Civilization IV
Rated E10+ for Everyone Age 10 and Up

Ever think that you could run your town, city, or even country better than the people doing it now? Put your money where your mouse is in Civilization IV. Build your civilization from simple hunters and gatherers to modern and futuristic empires based around a new religion and leadership system. New 3-D modeling, cultures and multiplayer capabilities add to the incredible set of features this games holds for novice and advanced strategy players.

The Dead Awaken
This might be considered a coup of some sort, but William's top PC pick is free. Yes, that's right, there's no buying whatsoever. It's a totally free massively multiplayer online role-playing game about zombies and humans. Lunacy? It's possible, but it's more fun than most of the games we're all shelling out fifty or sixty dollars a pop for. Give it a shot. There's nothing to lose except time with a great community and a smart design built from scratch.

Falcon 4.0: Allied Force
Rated T for Teen

Falcon 4.0: Allied Force (PC) Extremely detailed F-16 cockpit, and smooth game play make this a nearly flawless game. An extensive training mode puts you right into the action. Full combat missions, such as bombing campaigns, simulate exactly what it takes to be a fighter pilot. A wide array of campaigns that take place on the Korean peninsula and the Balkans are featured and should keep you busy for a while. Amazing sound featuring all bells and whistles that real flight controls make, and even air traffic controllers direct you on take offs and landings. When playing this game you basically have to learn how to operate an actual F-16 fighter jet. To assist you along the way there is a 716 page pdf manual which describes various weapons and radar settings. For those that wonder what its like to pilot a modern day fighter, give this title a shot. I can't say enough about this game, it is as real as it gets. Also, to fully enjoy the game further a HOTAS (Hands On Throttle And Stick) joystick is highly recommended but not required.

F.E.A.R.
Rated M for Mature

Alright, so the name of the game isn't so hot. What is? Everything else about it. Amazing firefights, amazing graphics and atmosphere. Intense doesn't do the game justice. It's spooky, it's relentless and it's fun. It does have that weird, creepy ghost girl from 'The Ring,' but that's ok. Not for kids.

Indigo Prophecy
Rated M for Mature
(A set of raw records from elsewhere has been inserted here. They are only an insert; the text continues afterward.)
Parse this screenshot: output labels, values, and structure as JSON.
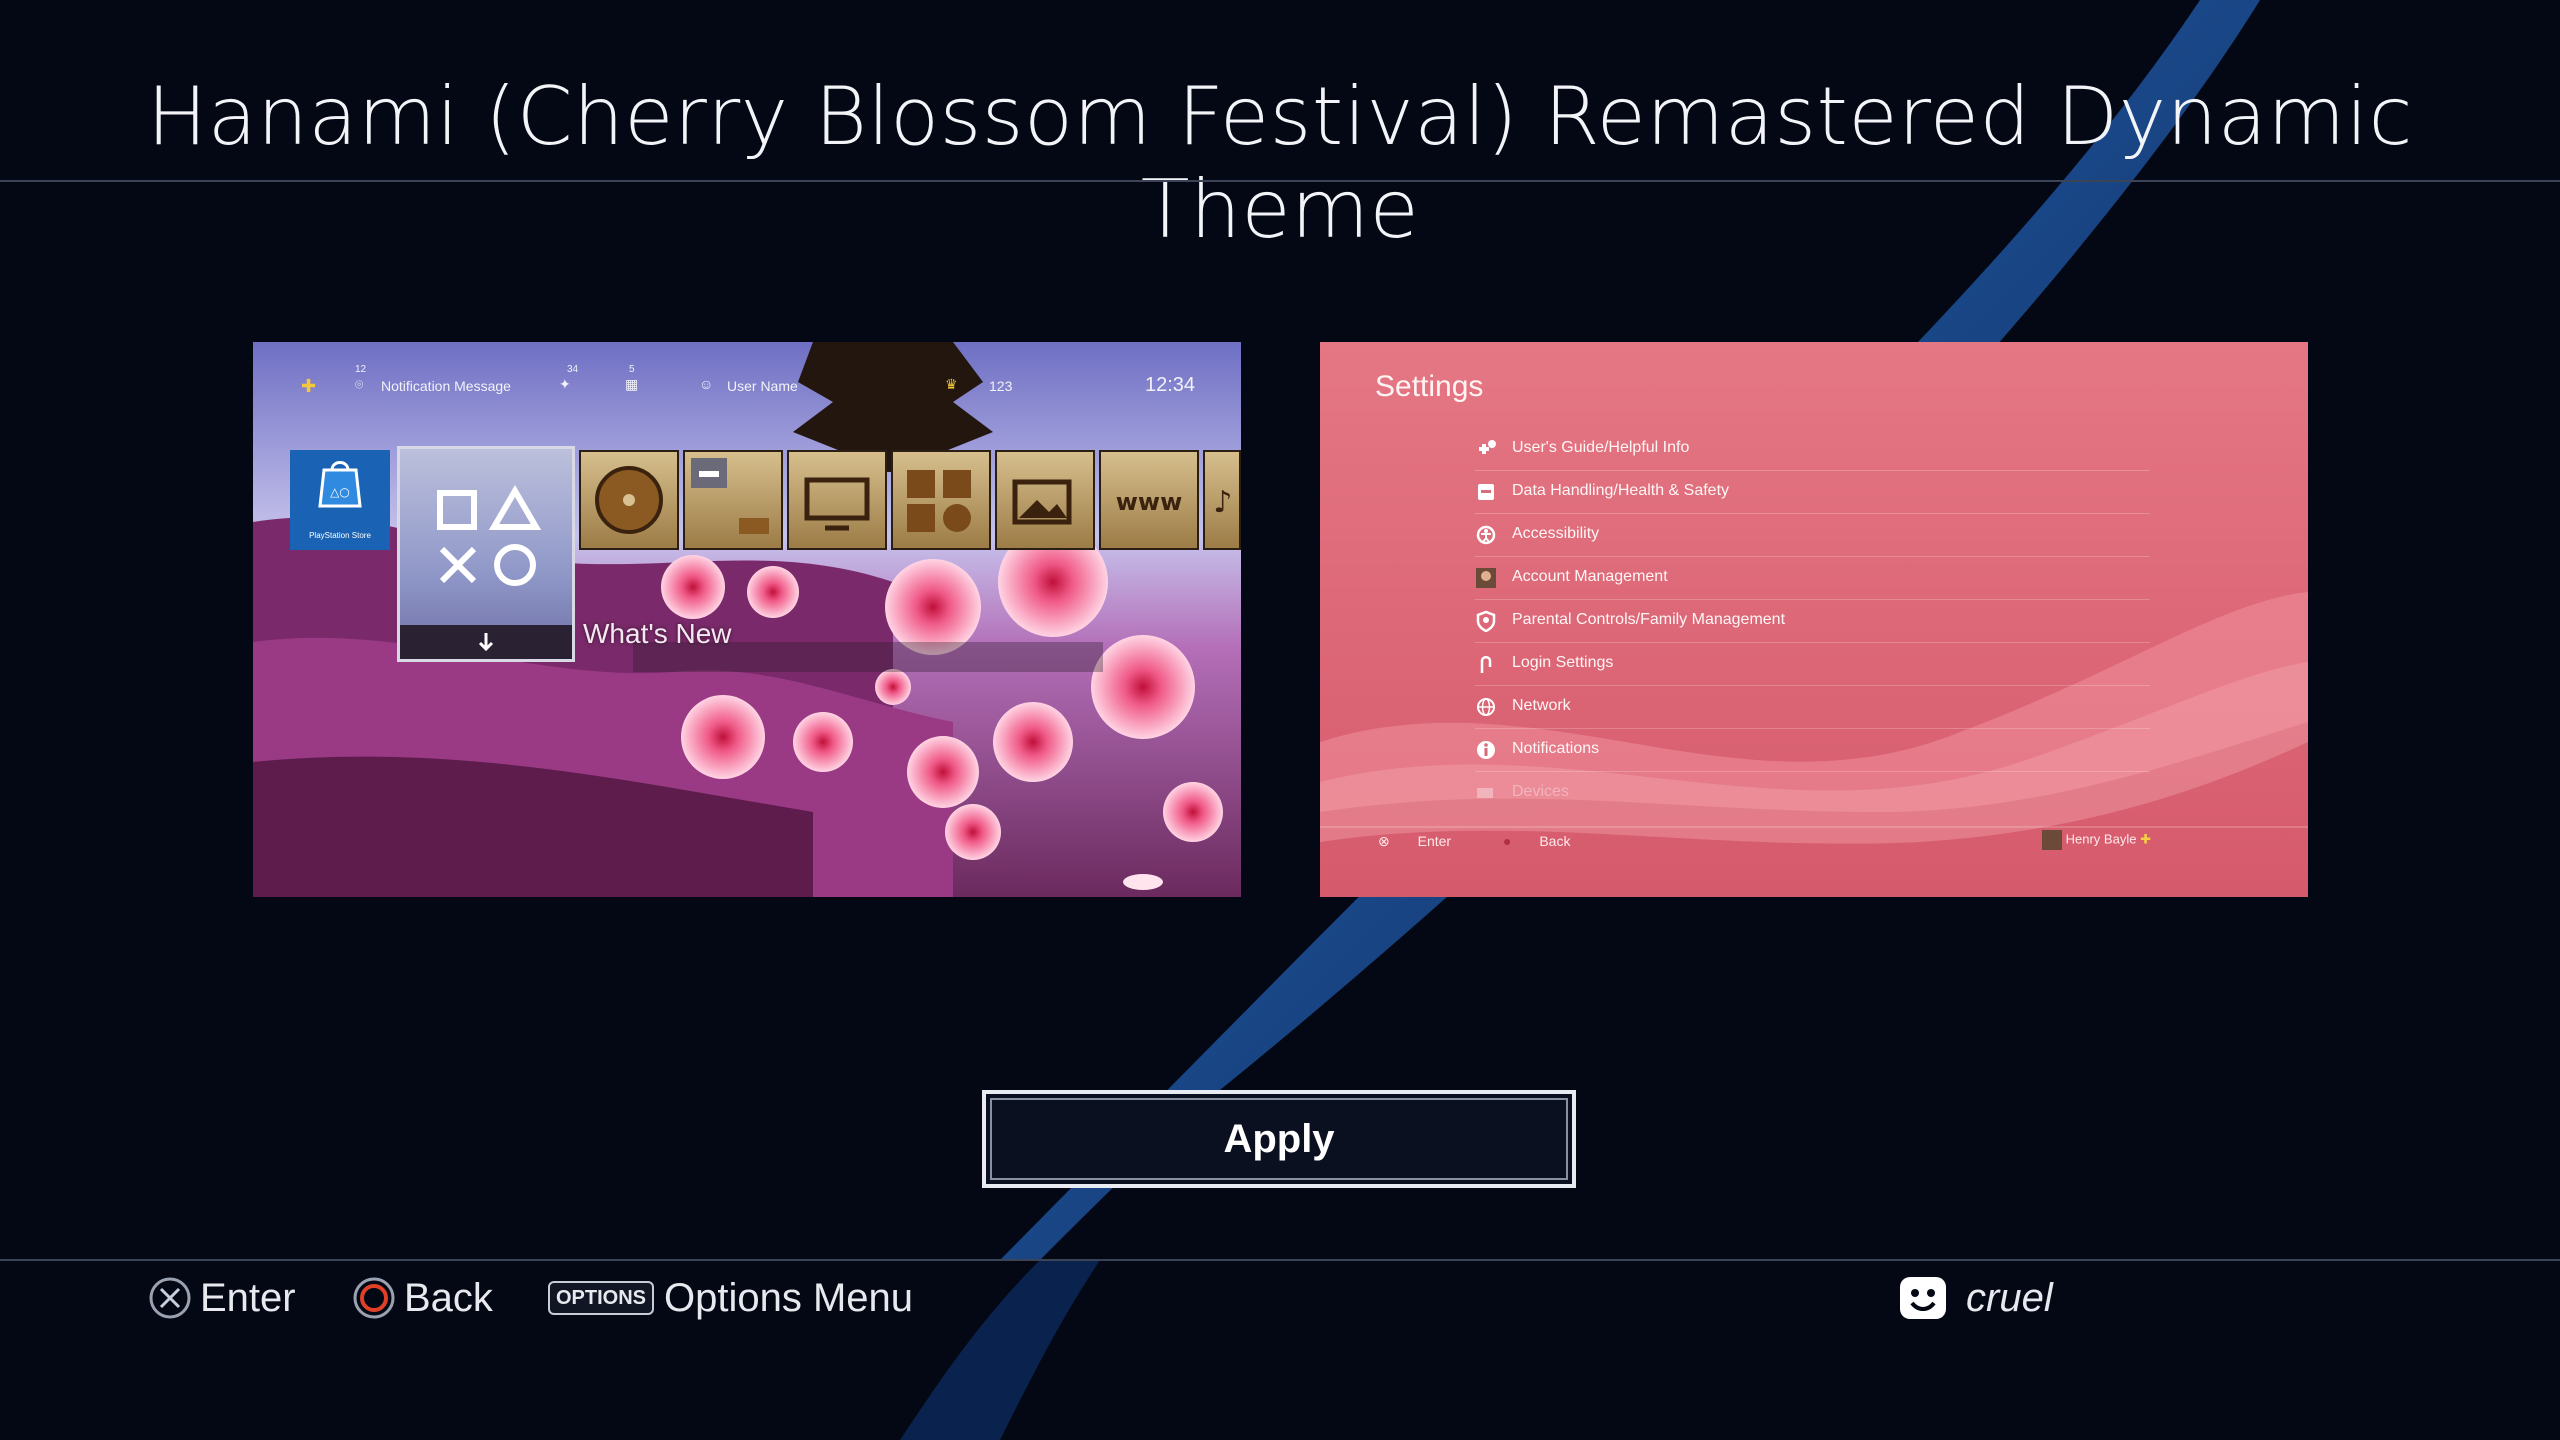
{
  "page": {
    "title": "Hanami (Cherry Blossom Festival) Remastered Dynamic Theme"
  },
  "home_preview": {
    "notification": "Notification Message",
    "notification_count": "12",
    "friends_count": "34",
    "messages_count": "5",
    "user_name": "User Name",
    "trophy_count": "123",
    "clock": "12:34",
    "store_label": "PlayStation Store",
    "focus_label": "What's New",
    "icons": [
      "ps-store-icon",
      "ps-symbols-icon",
      "disc-icon",
      "controller-folder-icon",
      "tv-icon",
      "library-icon",
      "gallery-icon",
      "www-icon",
      "music-icon"
    ]
  },
  "settings_preview": {
    "title": "Settings",
    "items": [
      {
        "label": "User's Guide/Helpful Info",
        "icon": "help-icon"
      },
      {
        "label": "Data Handling/Health & Safety",
        "icon": "data-icon"
      },
      {
        "label": "Accessibility",
        "icon": "accessibility-icon"
      },
      {
        "label": "Account Management",
        "icon": "account-icon"
      },
      {
        "label": "Parental Controls/Family Management",
        "icon": "parental-icon"
      },
      {
        "label": "Login Settings",
        "icon": "login-icon"
      },
      {
        "label": "Network",
        "icon": "network-icon"
      },
      {
        "label": "Notifications",
        "icon": "notifications-icon"
      },
      {
        "label": "Devices",
        "icon": "devices-icon"
      }
    ],
    "footer_enter": "Enter",
    "footer_back": "Back",
    "footer_user": "Henry Bayle"
  },
  "apply_label": "Apply",
  "bottom_bar": {
    "enter": "Enter",
    "back": "Back",
    "options_badge": "OPTIONS",
    "options": "Options Menu",
    "user": "cruel"
  },
  "colors": {
    "background": "#040815",
    "wave": "#1c56a8",
    "settings_bg": "#e06f80",
    "circle_button": "#e04028"
  }
}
You are Lucas Kane. Lucas has just committed a ritualistic murder in the restroom of a diner. When you come to, you have no idea why you have done this terrible act; now you must piece the clues together through contacts and extraordinary powers. In this sleek game, you have the ability to change the story based on your chosen actions. Indigo Prophecy encompasses a variety of gameplay strategies that will lead you to the truth.
By William Vitka, Chad Chamberlain, Lyndsey Hahn, and Alejandro K. Brown
By William Vitka, Chad Chamberlain, Lyndsey Hahn, and Alejandro K. Brown
  • William Vitka

Comments